# Problem details
Omit the pictures and reproduce the rest of the listing exactly.

# Source data
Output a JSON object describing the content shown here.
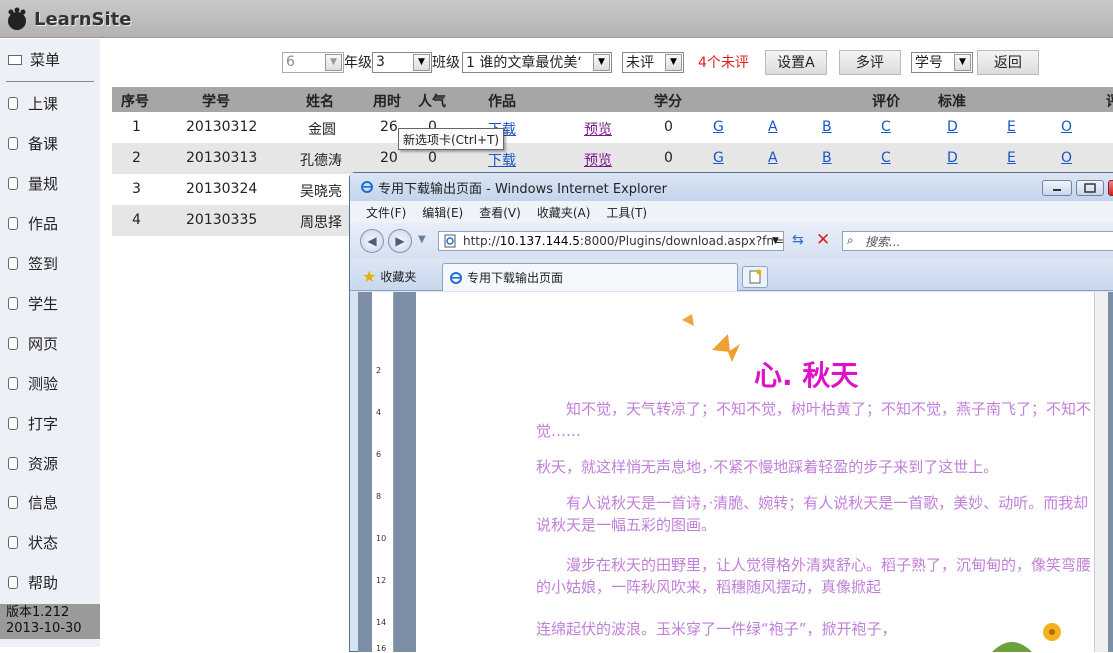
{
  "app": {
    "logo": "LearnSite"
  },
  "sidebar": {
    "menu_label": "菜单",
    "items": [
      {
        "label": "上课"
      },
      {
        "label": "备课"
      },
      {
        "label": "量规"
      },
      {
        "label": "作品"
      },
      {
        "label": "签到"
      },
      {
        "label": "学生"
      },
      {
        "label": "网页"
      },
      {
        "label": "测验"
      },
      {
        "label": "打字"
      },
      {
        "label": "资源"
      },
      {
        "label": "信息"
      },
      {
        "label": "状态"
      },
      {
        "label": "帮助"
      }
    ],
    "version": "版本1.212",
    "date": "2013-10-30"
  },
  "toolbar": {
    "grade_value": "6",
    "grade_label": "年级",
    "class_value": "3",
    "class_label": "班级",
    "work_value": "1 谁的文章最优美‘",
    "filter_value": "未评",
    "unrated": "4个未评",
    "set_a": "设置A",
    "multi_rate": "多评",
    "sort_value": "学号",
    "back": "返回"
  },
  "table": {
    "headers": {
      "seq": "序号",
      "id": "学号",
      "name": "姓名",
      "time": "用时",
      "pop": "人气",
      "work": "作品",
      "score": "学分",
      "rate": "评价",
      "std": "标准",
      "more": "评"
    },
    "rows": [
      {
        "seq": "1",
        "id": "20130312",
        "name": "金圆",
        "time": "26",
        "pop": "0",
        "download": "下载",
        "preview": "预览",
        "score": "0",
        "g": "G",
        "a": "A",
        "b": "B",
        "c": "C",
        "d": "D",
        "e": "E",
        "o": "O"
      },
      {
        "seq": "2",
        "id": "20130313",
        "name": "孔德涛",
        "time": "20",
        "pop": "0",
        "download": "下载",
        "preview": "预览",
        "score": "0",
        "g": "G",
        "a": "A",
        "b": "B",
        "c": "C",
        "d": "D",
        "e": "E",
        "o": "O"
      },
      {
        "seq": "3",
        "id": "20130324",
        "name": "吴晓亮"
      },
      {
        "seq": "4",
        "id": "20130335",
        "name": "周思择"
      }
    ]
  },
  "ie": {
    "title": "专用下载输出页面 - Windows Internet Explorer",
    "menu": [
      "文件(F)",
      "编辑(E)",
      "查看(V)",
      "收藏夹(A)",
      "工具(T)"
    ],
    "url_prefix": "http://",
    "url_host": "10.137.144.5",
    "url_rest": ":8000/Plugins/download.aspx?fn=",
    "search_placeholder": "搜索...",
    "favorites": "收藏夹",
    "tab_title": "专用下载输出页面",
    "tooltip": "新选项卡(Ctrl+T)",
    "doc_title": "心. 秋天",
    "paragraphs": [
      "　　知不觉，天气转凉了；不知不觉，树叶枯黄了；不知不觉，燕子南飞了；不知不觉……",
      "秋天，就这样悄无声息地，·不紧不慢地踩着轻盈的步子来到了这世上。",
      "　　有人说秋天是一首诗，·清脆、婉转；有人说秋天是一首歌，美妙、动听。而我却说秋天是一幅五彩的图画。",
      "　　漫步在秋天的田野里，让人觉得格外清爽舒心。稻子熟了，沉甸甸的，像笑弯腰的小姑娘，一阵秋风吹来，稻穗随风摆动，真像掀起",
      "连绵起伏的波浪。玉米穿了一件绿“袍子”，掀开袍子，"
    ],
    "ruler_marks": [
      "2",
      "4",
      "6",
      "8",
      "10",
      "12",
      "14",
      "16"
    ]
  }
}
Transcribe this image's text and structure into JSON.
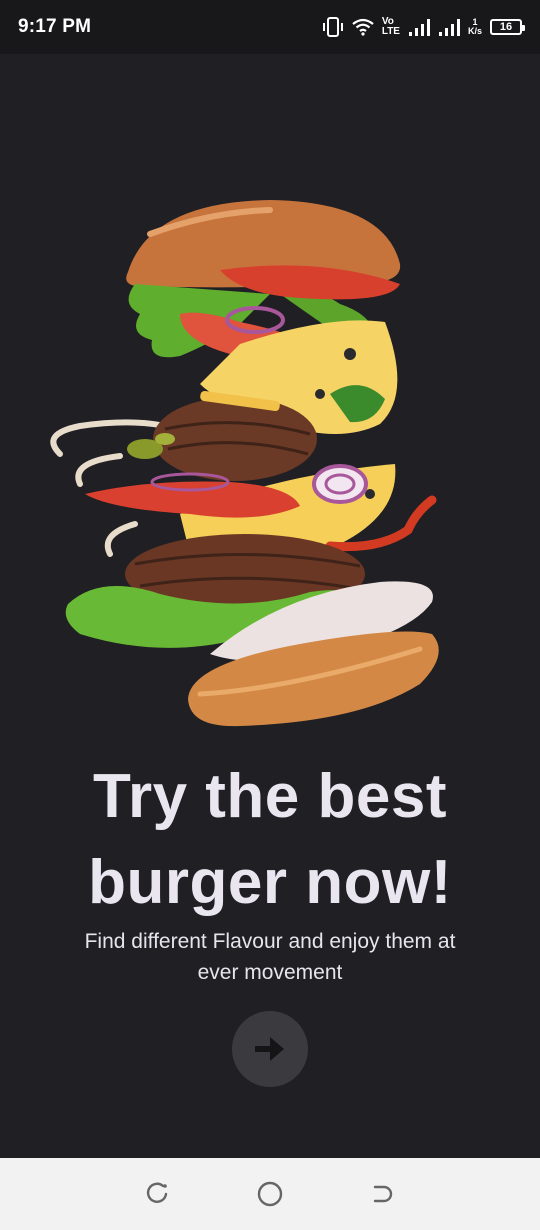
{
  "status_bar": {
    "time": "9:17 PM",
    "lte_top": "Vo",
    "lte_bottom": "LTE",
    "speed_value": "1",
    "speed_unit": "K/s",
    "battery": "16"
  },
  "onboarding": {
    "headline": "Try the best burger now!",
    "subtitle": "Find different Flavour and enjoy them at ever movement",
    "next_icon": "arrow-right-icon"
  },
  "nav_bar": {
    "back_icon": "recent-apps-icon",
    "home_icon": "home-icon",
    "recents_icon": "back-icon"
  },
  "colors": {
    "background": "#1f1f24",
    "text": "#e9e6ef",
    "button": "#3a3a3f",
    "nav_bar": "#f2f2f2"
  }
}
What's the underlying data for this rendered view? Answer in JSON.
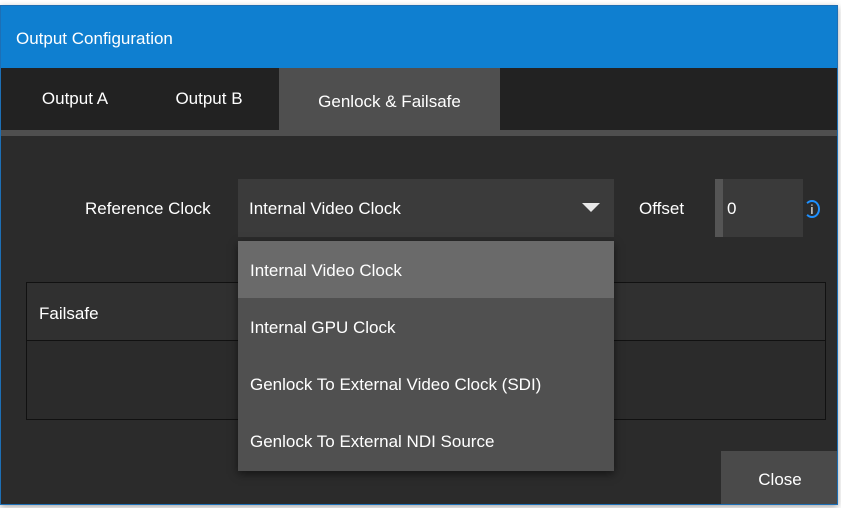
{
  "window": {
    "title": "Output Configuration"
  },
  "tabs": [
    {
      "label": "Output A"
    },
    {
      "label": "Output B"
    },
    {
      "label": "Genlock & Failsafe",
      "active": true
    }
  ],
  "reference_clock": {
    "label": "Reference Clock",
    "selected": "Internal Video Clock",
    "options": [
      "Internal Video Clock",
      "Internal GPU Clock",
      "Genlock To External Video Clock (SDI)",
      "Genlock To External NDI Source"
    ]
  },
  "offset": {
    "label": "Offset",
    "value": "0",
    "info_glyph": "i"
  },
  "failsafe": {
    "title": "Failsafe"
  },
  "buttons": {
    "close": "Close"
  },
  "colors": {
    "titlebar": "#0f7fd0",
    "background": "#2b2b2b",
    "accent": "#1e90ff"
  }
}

# The completed task
Output a JSON object describing the content shown here.
{
  "app": {
    "logo": "LearnSite"
  },
  "sidebar": {
    "menu_label": "菜单",
    "items": [
      {
        "label": "上课"
      },
      {
        "label": "备课"
      },
      {
        "label": "量规"
      },
      {
        "label": "作品"
      },
      {
        "label": "签到"
      },
      {
        "label": "学生"
      },
      {
        "label": "网页"
      },
      {
        "label": "测验"
      },
      {
        "label": "打字"
      },
      {
        "label": "资源"
      },
      {
        "label": "信息"
      },
      {
        "label": "状态"
      },
      {
        "label": "帮助"
      }
    ],
    "version": "版本1.212",
    "date": "2013-10-30"
  },
  "toolbar": {
    "grade_value": "6",
    "grade_label": "年级",
    "class_value": "3",
    "class_label": "班级",
    "work_value": "1 谁的文章最优美‘",
    "filter_value": "未评",
    "unrated": "4个未评",
    "set_a": "设置A",
    "multi_rate": "多评",
    "sort_value": "学号",
    "back": "返回"
  },
  "table": {
    "headers": {
      "seq": "序号",
      "id": "学号",
      "name": "姓名",
      "time": "用时",
      "pop": "人气",
      "work": "作品",
      "score": "学分",
      "rate": "评价",
      "std": "标准",
      "more": "评"
    },
    "rows": [
      {
        "seq": "1",
        "id": "20130312",
        "name": "金圆",
        "time": "26",
        "pop": "0",
        "download": "下载",
        "preview": "预览",
        "score": "0",
        "g": "G",
        "a": "A",
        "b": "B",
        "c": "C",
        "d": "D",
        "e": "E",
        "o": "O"
      },
      {
        "seq": "2",
        "id": "20130313",
        "name": "孔德涛",
        "time": "20",
        "pop": "0",
        "download": "下载",
        "preview": "预览",
        "score": "0",
        "g": "G",
        "a": "A",
        "b": "B",
        "c": "C",
        "d": "D",
        "e": "E",
        "o": "O"
      },
      {
        "seq": "3",
        "id": "20130324",
        "name": "吴晓亮"
      },
      {
        "seq": "4",
        "id": "20130335",
        "name": "周思择"
      }
    ]
  },
  "ie": {
    "title": "专用下载输出页面 - Windows Internet Explorer",
    "menu": [
      "文件(F)",
      "编辑(E)",
      "查看(V)",
      "收藏夹(A)",
      "工具(T)"
    ],
    "url_prefix": "http://",
    "url_host": "10.137.144.5",
    "url_rest": ":8000/Plugins/download.aspx?fn=",
    "search_placeholder": "搜索...",
    "favorites": "收藏夹",
    "tab_title": "专用下载输出页面",
    "tooltip": "新选项卡(Ctrl+T)",
    "doc_title": "心. 秋天",
    "paragraphs": [
      "　　知不觉，天气转凉了；不知不觉，树叶枯黄了；不知不觉，燕子南飞了；不知不觉……",
      "秋天，就这样悄无声息地，·不紧不慢地踩着轻盈的步子来到了这世上。",
      "　　有人说秋天是一首诗，·清脆、婉转；有人说秋天是一首歌，美妙、动听。而我却说秋天是一幅五彩的图画。",
      "　　漫步在秋天的田野里，让人觉得格外清爽舒心。稻子熟了，沉甸甸的，像笑弯腰的小姑娘，一阵秋风吹来，稻穗随风摆动，真像掀起",
      "连绵起伏的波浪。玉米穿了一件绿“袍子”，掀开袍子，"
    ],
    "ruler_marks": [
      "2",
      "4",
      "6",
      "8",
      "10",
      "12",
      "14",
      "16"
    ]
  }
}
Transcribe this image's text and structure into JSON.
{
  "status_bar": {
    "time": "9:17 PM",
    "lte_top": "Vo",
    "lte_bottom": "LTE",
    "speed_value": "1",
    "speed_unit": "K/s",
    "battery": "16"
  },
  "onboarding": {
    "headline": "Try the best burger now!",
    "subtitle": "Find different Flavour and enjoy them at ever movement",
    "next_icon": "arrow-right-icon"
  },
  "nav_bar": {
    "back_icon": "recent-apps-icon",
    "home_icon": "home-icon",
    "recents_icon": "back-icon"
  },
  "colors": {
    "background": "#1f1f24",
    "text": "#e9e6ef",
    "button": "#3a3a3f",
    "nav_bar": "#f2f2f2"
  }
}
What's the underlying data for this rendered view? Answer in JSON.
{
  "window": {
    "title": "Output Configuration"
  },
  "tabs": [
    {
      "label": "Output A"
    },
    {
      "label": "Output B"
    },
    {
      "label": "Genlock & Failsafe",
      "active": true
    }
  ],
  "reference_clock": {
    "label": "Reference Clock",
    "selected": "Internal Video Clock",
    "options": [
      "Internal Video Clock",
      "Internal GPU Clock",
      "Genlock To External Video Clock (SDI)",
      "Genlock To External NDI Source"
    ]
  },
  "offset": {
    "label": "Offset",
    "value": "0",
    "info_glyph": "i"
  },
  "failsafe": {
    "title": "Failsafe"
  },
  "buttons": {
    "close": "Close"
  },
  "colors": {
    "titlebar": "#0f7fd0",
    "background": "#2b2b2b",
    "accent": "#1e90ff"
  }
}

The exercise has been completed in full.